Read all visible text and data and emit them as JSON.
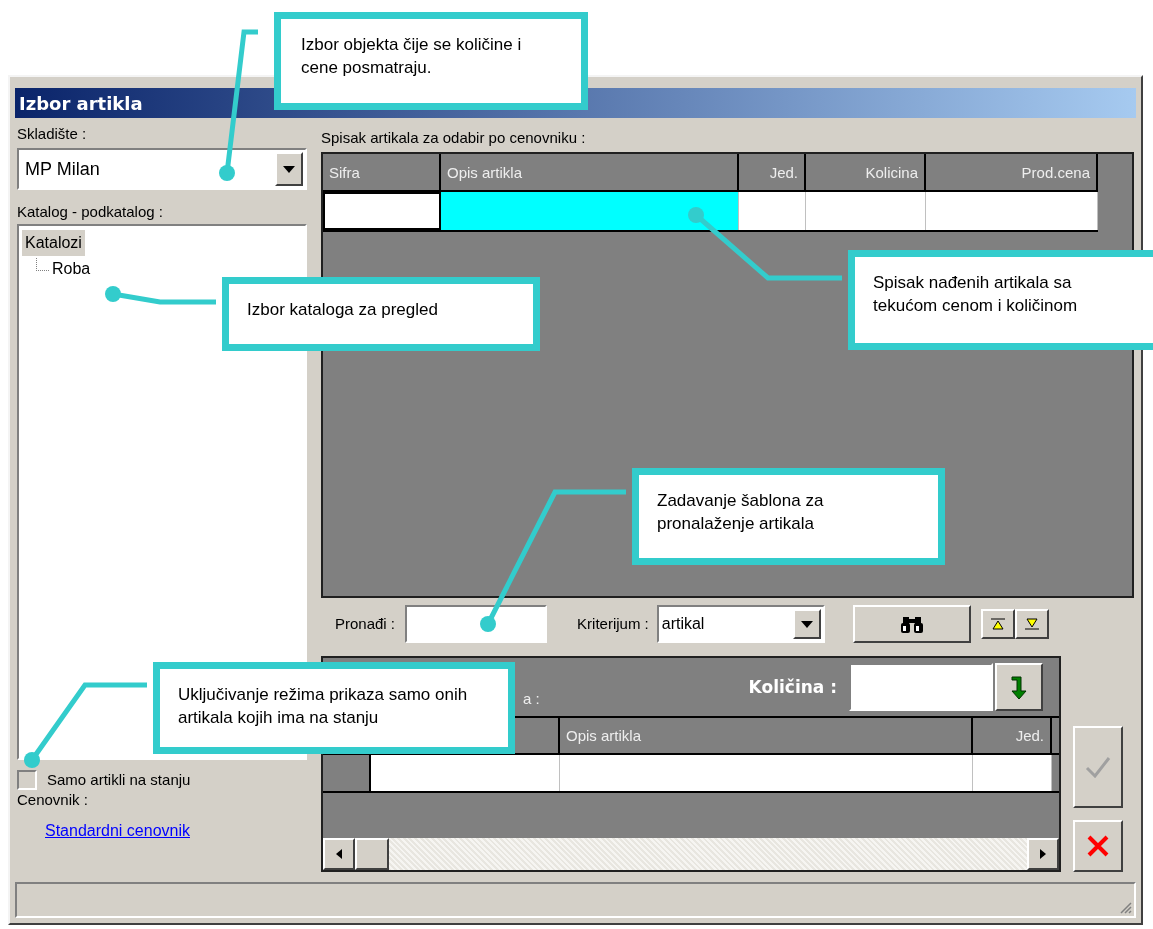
{
  "window": {
    "title": "Izbor artikla"
  },
  "warehouse": {
    "label": "Skladište :",
    "value": "MP Milan"
  },
  "catalog": {
    "label": "Katalog - podkatalog :",
    "tree": [
      {
        "label": "Katalozi",
        "selected": true,
        "children": [
          {
            "label": "Roba",
            "selected": false
          }
        ]
      }
    ]
  },
  "in_stock_only": {
    "label": "Samo artikli na stanju",
    "checked": false
  },
  "price_list": {
    "label": "Cenovnik :",
    "link": "Standardni cenovnik"
  },
  "article_list": {
    "label": "Spisak artikala za odabir po cenovniku :",
    "columns": [
      {
        "label": "Sifra",
        "selected": false
      },
      {
        "label": "Opis artikla",
        "selected": true
      },
      {
        "label": "Jed.",
        "selected": false
      },
      {
        "label": "Kolicina",
        "selected": false
      },
      {
        "label": "Prod.cena",
        "selected": false
      }
    ]
  },
  "search": {
    "label": "Pronađi :",
    "criterion_label": "Kriterijum :",
    "criterion_value": "artikal"
  },
  "selection": {
    "label_fragment": "a :",
    "quantity_label": "Količina :",
    "columns": [
      {
        "label": "Opis artikla"
      },
      {
        "label": "Jed."
      }
    ]
  },
  "buttons": [
    {
      "kind": "confirm",
      "disabled": true
    },
    {
      "kind": "cancel",
      "disabled": false
    }
  ],
  "callouts": [
    {
      "text": "Izbor objekta čije se količine i cene posmatraju."
    },
    {
      "text": "Izbor kataloga za pregled"
    },
    {
      "text": "Spisak nađenih artikala sa tekućom cenom i količinom"
    },
    {
      "text": "Zadavanje šablona za pronalaženje artikala"
    },
    {
      "text": "Uključivanje režima prikaza samo onih artikala kojih ima na stanju"
    }
  ]
}
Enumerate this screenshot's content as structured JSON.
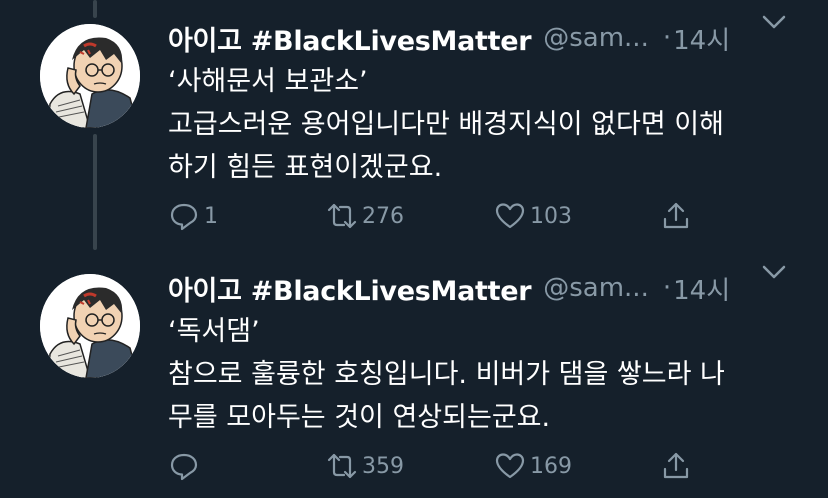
{
  "tweets": [
    {
      "author": {
        "display_name": "아이고 #BlackLivesMatter",
        "handle": "@sam...",
        "time": "14시"
      },
      "lines": [
        "‘사해문서 보관소’",
        "고급스러운 용어입니다만 배경지식이 없다면 이해",
        "하기 힘든 표현이겠군요."
      ],
      "actions": {
        "replies": "1",
        "retweets": "276",
        "likes": "103"
      }
    },
    {
      "author": {
        "display_name": "아이고 #BlackLivesMatter",
        "handle": "@sam...",
        "time": "14시"
      },
      "lines": [
        "‘독서댐’",
        "참으로 훌륭한 호칭입니다. 비버가 댐을 쌓느라 나",
        "무를 모아두는 것이 연상되는군요."
      ],
      "actions": {
        "replies": "",
        "retweets": "359",
        "likes": "169"
      }
    }
  ],
  "separator": "·",
  "icons": [
    "reply-icon",
    "retweet-icon",
    "like-icon",
    "share-icon",
    "chevron-down-icon"
  ],
  "colors": {
    "background": "#15202b",
    "secondary_text": "#8899a6",
    "thread_line": "#38444d"
  }
}
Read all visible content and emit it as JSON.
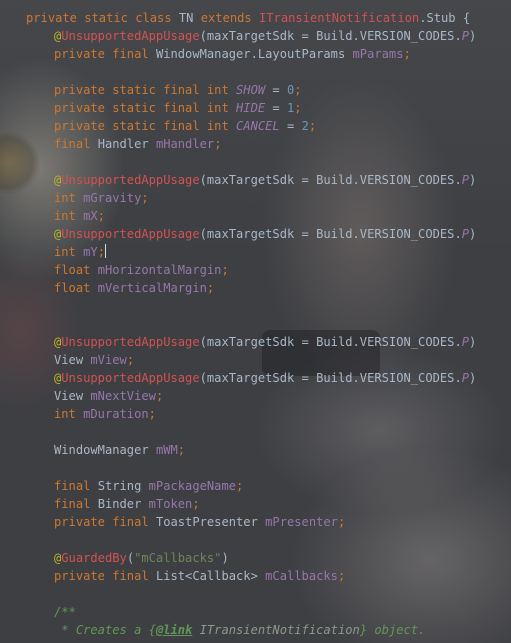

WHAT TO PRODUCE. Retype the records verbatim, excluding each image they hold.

ANSWER FOR THE TASK.
Read all visible text and data and emit them as JSON.
{
  "window": {
    "title": "Izbor artikla"
  },
  "warehouse": {
    "label": "Skladište :",
    "value": "MP Milan"
  },
  "catalog": {
    "label": "Katalog - podkatalog :",
    "tree": [
      {
        "label": "Katalozi",
        "selected": true,
        "children": [
          {
            "label": "Roba",
            "selected": false
          }
        ]
      }
    ]
  },
  "in_stock_only": {
    "label": "Samo artikli na stanju",
    "checked": false
  },
  "price_list": {
    "label": "Cenovnik :",
    "link": "Standardni cenovnik"
  },
  "article_list": {
    "label": "Spisak artikala za odabir po cenovniku :",
    "columns": [
      {
        "label": "Sifra",
        "selected": false
      },
      {
        "label": "Opis artikla",
        "selected": true
      },
      {
        "label": "Jed.",
        "selected": false
      },
      {
        "label": "Kolicina",
        "selected": false
      },
      {
        "label": "Prod.cena",
        "selected": false
      }
    ]
  },
  "search": {
    "label": "Pronađi :",
    "criterion_label": "Kriterijum :",
    "criterion_value": "artikal"
  },
  "selection": {
    "label_fragment": "a :",
    "quantity_label": "Količina :",
    "columns": [
      {
        "label": "Opis artikla"
      },
      {
        "label": "Jed."
      }
    ]
  },
  "buttons": [
    {
      "kind": "confirm",
      "disabled": true
    },
    {
      "kind": "cancel",
      "disabled": false
    }
  ],
  "callouts": [
    {
      "text": "Izbor objekta čije se količine i cene posmatraju."
    },
    {
      "text": "Izbor kataloga za pregled"
    },
    {
      "text": "Spisak nađenih artikala sa tekućom cenom i količinom"
    },
    {
      "text": "Zadavanje šablona za pronalaženje artikala"
    },
    {
      "text": "Uključivanje režima prikaza samo onih artikala kojih ima na stanju"
    }
  ]
}
Enumerate this screenshot's content as structured JSON.
{
  "tweets": [
    {
      "author": {
        "display_name": "아이고 #BlackLivesMatter",
        "handle": "@sam...",
        "time": "14시"
      },
      "lines": [
        "‘사해문서 보관소’",
        "고급스러운 용어입니다만 배경지식이 없다면 이해",
        "하기 힘든 표현이겠군요."
      ],
      "actions": {
        "replies": "1",
        "retweets": "276",
        "likes": "103"
      }
    },
    {
      "author": {
        "display_name": "아이고 #BlackLivesMatter",
        "handle": "@sam...",
        "time": "14시"
      },
      "lines": [
        "‘독서댐’",
        "참으로 훌륭한 호칭입니다. 비버가 댐을 쌓느라 나",
        "무를 모아두는 것이 연상되는군요."
      ],
      "actions": {
        "replies": "",
        "retweets": "359",
        "likes": "169"
      }
    }
  ],
  "separator": "·",
  "icons": [
    "reply-icon",
    "retweet-icon",
    "like-icon",
    "share-icon",
    "chevron-down-icon"
  ],
  "colors": {
    "background": "#15202b",
    "secondary_text": "#8899a6",
    "thread_line": "#38444d"
  }
}
Read all visible content and emit it as JSON.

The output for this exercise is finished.